Every record below is to be retyped exactly, with the pictures left out.

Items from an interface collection
'''
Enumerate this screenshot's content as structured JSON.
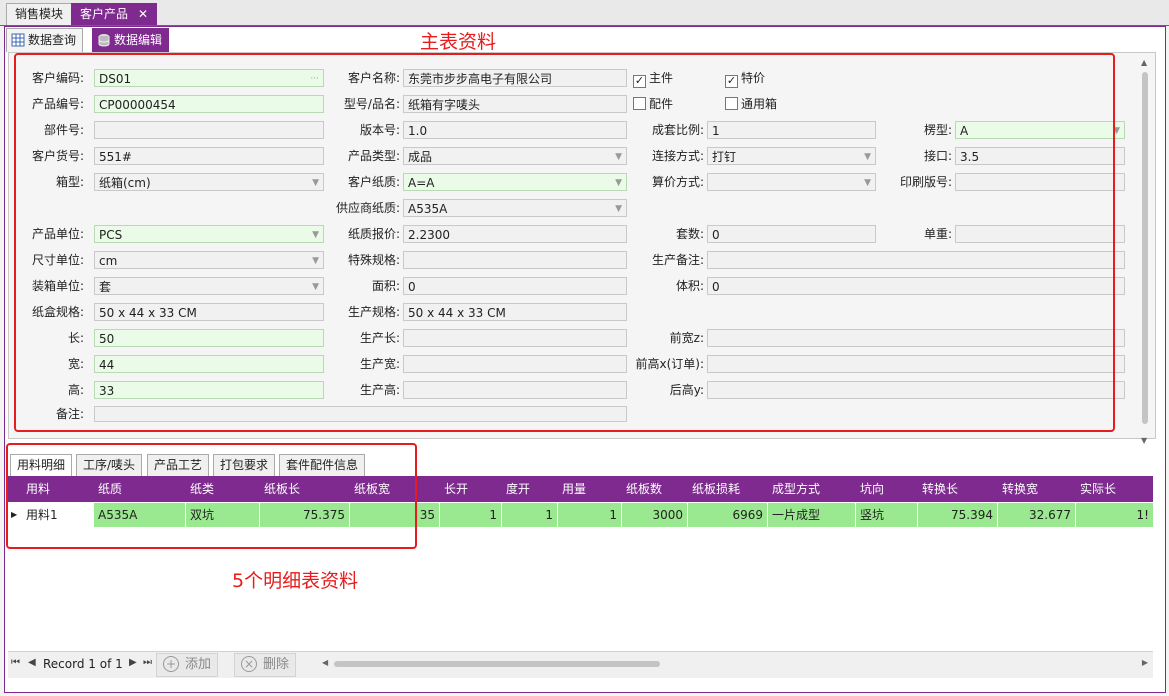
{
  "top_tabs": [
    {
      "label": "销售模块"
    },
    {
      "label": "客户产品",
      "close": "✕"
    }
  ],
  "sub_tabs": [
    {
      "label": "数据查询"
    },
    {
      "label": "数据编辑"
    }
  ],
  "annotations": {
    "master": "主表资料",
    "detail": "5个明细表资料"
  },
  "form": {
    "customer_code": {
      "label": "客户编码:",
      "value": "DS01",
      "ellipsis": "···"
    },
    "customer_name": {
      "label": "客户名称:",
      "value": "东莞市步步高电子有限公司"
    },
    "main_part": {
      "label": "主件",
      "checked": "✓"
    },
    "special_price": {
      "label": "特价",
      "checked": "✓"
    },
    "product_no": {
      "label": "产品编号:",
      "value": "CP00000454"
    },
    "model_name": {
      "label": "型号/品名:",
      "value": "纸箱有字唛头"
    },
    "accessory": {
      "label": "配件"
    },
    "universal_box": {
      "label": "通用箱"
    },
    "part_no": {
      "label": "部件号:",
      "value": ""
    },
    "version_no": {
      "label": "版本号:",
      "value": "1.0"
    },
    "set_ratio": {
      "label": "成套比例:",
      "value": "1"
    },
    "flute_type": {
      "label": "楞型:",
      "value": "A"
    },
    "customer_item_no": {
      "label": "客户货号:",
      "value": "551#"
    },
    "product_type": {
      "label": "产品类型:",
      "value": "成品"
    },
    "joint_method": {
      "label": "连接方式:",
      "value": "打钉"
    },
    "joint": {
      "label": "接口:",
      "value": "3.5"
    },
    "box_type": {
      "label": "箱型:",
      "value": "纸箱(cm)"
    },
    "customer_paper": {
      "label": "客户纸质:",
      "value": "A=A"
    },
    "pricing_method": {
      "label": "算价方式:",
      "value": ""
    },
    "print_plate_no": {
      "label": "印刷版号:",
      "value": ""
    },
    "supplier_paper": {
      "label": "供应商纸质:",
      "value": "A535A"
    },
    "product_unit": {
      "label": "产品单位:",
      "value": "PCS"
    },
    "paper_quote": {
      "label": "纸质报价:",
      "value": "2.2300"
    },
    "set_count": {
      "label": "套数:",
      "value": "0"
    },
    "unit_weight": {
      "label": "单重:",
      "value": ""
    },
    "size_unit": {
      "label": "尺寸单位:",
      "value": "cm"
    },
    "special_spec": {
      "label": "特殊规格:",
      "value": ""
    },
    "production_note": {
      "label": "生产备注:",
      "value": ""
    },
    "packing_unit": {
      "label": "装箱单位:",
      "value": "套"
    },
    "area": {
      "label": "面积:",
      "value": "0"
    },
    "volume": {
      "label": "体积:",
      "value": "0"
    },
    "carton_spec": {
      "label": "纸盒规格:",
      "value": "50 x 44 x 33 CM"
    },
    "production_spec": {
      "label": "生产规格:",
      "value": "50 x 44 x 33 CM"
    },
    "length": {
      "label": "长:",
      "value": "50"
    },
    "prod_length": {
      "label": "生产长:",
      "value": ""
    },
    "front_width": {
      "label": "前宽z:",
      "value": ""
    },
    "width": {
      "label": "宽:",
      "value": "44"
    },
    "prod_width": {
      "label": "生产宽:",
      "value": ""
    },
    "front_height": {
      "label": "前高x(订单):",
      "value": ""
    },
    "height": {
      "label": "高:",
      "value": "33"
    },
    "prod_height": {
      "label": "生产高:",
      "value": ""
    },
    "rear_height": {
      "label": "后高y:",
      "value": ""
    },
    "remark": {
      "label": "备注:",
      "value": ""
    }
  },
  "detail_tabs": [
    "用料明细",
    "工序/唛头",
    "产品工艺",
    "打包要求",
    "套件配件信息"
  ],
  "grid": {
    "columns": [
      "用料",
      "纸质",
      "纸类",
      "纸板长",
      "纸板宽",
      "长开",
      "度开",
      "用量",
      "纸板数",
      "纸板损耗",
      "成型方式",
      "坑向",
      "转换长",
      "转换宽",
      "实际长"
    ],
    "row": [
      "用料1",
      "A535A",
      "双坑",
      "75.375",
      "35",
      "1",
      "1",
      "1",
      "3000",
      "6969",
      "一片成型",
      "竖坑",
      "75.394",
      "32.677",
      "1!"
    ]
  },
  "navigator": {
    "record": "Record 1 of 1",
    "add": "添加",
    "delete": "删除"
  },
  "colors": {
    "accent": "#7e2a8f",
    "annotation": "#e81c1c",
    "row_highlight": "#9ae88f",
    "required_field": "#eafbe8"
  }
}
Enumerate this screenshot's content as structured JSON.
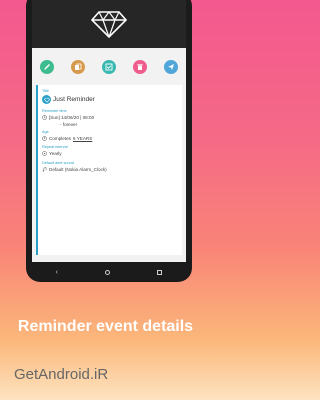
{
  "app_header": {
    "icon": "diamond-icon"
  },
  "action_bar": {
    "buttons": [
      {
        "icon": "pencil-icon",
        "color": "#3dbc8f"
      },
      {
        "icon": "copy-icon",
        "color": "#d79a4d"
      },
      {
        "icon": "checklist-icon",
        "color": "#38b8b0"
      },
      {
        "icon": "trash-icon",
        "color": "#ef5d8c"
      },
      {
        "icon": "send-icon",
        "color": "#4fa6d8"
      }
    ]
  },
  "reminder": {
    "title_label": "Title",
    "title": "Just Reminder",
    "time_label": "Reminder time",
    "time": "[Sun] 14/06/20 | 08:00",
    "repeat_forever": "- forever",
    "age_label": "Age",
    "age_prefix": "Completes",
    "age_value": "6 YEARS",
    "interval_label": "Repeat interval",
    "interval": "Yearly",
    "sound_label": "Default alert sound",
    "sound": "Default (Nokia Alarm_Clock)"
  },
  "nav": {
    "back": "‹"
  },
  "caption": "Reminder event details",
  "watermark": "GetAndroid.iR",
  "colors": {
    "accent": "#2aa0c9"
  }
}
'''
REPLY TO THE TASK:
Enumerate this screenshot's content as structured JSON.
{
  "top_tabs": [
    {
      "label": "销售模块"
    },
    {
      "label": "客户产品",
      "close": "✕"
    }
  ],
  "sub_tabs": [
    {
      "label": "数据查询"
    },
    {
      "label": "数据编辑"
    }
  ],
  "annotations": {
    "master": "主表资料",
    "detail": "5个明细表资料"
  },
  "form": {
    "customer_code": {
      "label": "客户编码:",
      "value": "DS01",
      "ellipsis": "···"
    },
    "customer_name": {
      "label": "客户名称:",
      "value": "东莞市步步高电子有限公司"
    },
    "main_part": {
      "label": "主件",
      "checked": "✓"
    },
    "special_price": {
      "label": "特价",
      "checked": "✓"
    },
    "product_no": {
      "label": "产品编号:",
      "value": "CP00000454"
    },
    "model_name": {
      "label": "型号/品名:",
      "value": "纸箱有字唛头"
    },
    "accessory": {
      "label": "配件"
    },
    "universal_box": {
      "label": "通用箱"
    },
    "part_no": {
      "label": "部件号:",
      "value": ""
    },
    "version_no": {
      "label": "版本号:",
      "value": "1.0"
    },
    "set_ratio": {
      "label": "成套比例:",
      "value": "1"
    },
    "flute_type": {
      "label": "楞型:",
      "value": "A"
    },
    "customer_item_no": {
      "label": "客户货号:",
      "value": "551#"
    },
    "product_type": {
      "label": "产品类型:",
      "value": "成品"
    },
    "joint_method": {
      "label": "连接方式:",
      "value": "打钉"
    },
    "joint": {
      "label": "接口:",
      "value": "3.5"
    },
    "box_type": {
      "label": "箱型:",
      "value": "纸箱(cm)"
    },
    "customer_paper": {
      "label": "客户纸质:",
      "value": "A=A"
    },
    "pricing_method": {
      "label": "算价方式:",
      "value": ""
    },
    "print_plate_no": {
      "label": "印刷版号:",
      "value": ""
    },
    "supplier_paper": {
      "label": "供应商纸质:",
      "value": "A535A"
    },
    "product_unit": {
      "label": "产品单位:",
      "value": "PCS"
    },
    "paper_quote": {
      "label": "纸质报价:",
      "value": "2.2300"
    },
    "set_count": {
      "label": "套数:",
      "value": "0"
    },
    "unit_weight": {
      "label": "单重:",
      "value": ""
    },
    "size_unit": {
      "label": "尺寸单位:",
      "value": "cm"
    },
    "special_spec": {
      "label": "特殊规格:",
      "value": ""
    },
    "production_note": {
      "label": "生产备注:",
      "value": ""
    },
    "packing_unit": {
      "label": "装箱单位:",
      "value": "套"
    },
    "area": {
      "label": "面积:",
      "value": "0"
    },
    "volume": {
      "label": "体积:",
      "value": "0"
    },
    "carton_spec": {
      "label": "纸盒规格:",
      "value": "50 x 44 x 33 CM"
    },
    "production_spec": {
      "label": "生产规格:",
      "value": "50 x 44 x 33 CM"
    },
    "length": {
      "label": "长:",
      "value": "50"
    },
    "prod_length": {
      "label": "生产长:",
      "value": ""
    },
    "front_width": {
      "label": "前宽z:",
      "value": ""
    },
    "width": {
      "label": "宽:",
      "value": "44"
    },
    "prod_width": {
      "label": "生产宽:",
      "value": ""
    },
    "front_height": {
      "label": "前高x(订单):",
      "value": ""
    },
    "height": {
      "label": "高:",
      "value": "33"
    },
    "prod_height": {
      "label": "生产高:",
      "value": ""
    },
    "rear_height": {
      "label": "后高y:",
      "value": ""
    },
    "remark": {
      "label": "备注:",
      "value": ""
    }
  },
  "detail_tabs": [
    "用料明细",
    "工序/唛头",
    "产品工艺",
    "打包要求",
    "套件配件信息"
  ],
  "grid": {
    "columns": [
      "用料",
      "纸质",
      "纸类",
      "纸板长",
      "纸板宽",
      "长开",
      "度开",
      "用量",
      "纸板数",
      "纸板损耗",
      "成型方式",
      "坑向",
      "转换长",
      "转换宽",
      "实际长"
    ],
    "row": [
      "用料1",
      "A535A",
      "双坑",
      "75.375",
      "35",
      "1",
      "1",
      "1",
      "3000",
      "6969",
      "一片成型",
      "竖坑",
      "75.394",
      "32.677",
      "1!"
    ]
  },
  "navigator": {
    "record": "Record 1 of 1",
    "add": "添加",
    "delete": "删除"
  },
  "colors": {
    "accent": "#7e2a8f",
    "annotation": "#e81c1c",
    "row_highlight": "#9ae88f",
    "required_field": "#eafbe8"
  }
}
Enumerate this screenshot's content as structured JSON.
{
  "app_header": {
    "icon": "diamond-icon"
  },
  "action_bar": {
    "buttons": [
      {
        "icon": "pencil-icon",
        "color": "#3dbc8f"
      },
      {
        "icon": "copy-icon",
        "color": "#d79a4d"
      },
      {
        "icon": "checklist-icon",
        "color": "#38b8b0"
      },
      {
        "icon": "trash-icon",
        "color": "#ef5d8c"
      },
      {
        "icon": "send-icon",
        "color": "#4fa6d8"
      }
    ]
  },
  "reminder": {
    "title_label": "Title",
    "title": "Just Reminder",
    "time_label": "Reminder time",
    "time": "[Sun] 14/06/20 | 08:00",
    "repeat_forever": "- forever",
    "age_label": "Age",
    "age_prefix": "Completes",
    "age_value": "6 YEARS",
    "interval_label": "Repeat interval",
    "interval": "Yearly",
    "sound_label": "Default alert sound",
    "sound": "Default (Nokia Alarm_Clock)"
  },
  "nav": {
    "back": "‹"
  },
  "caption": "Reminder event details",
  "watermark": "GetAndroid.iR",
  "colors": {
    "accent": "#2aa0c9"
  }
}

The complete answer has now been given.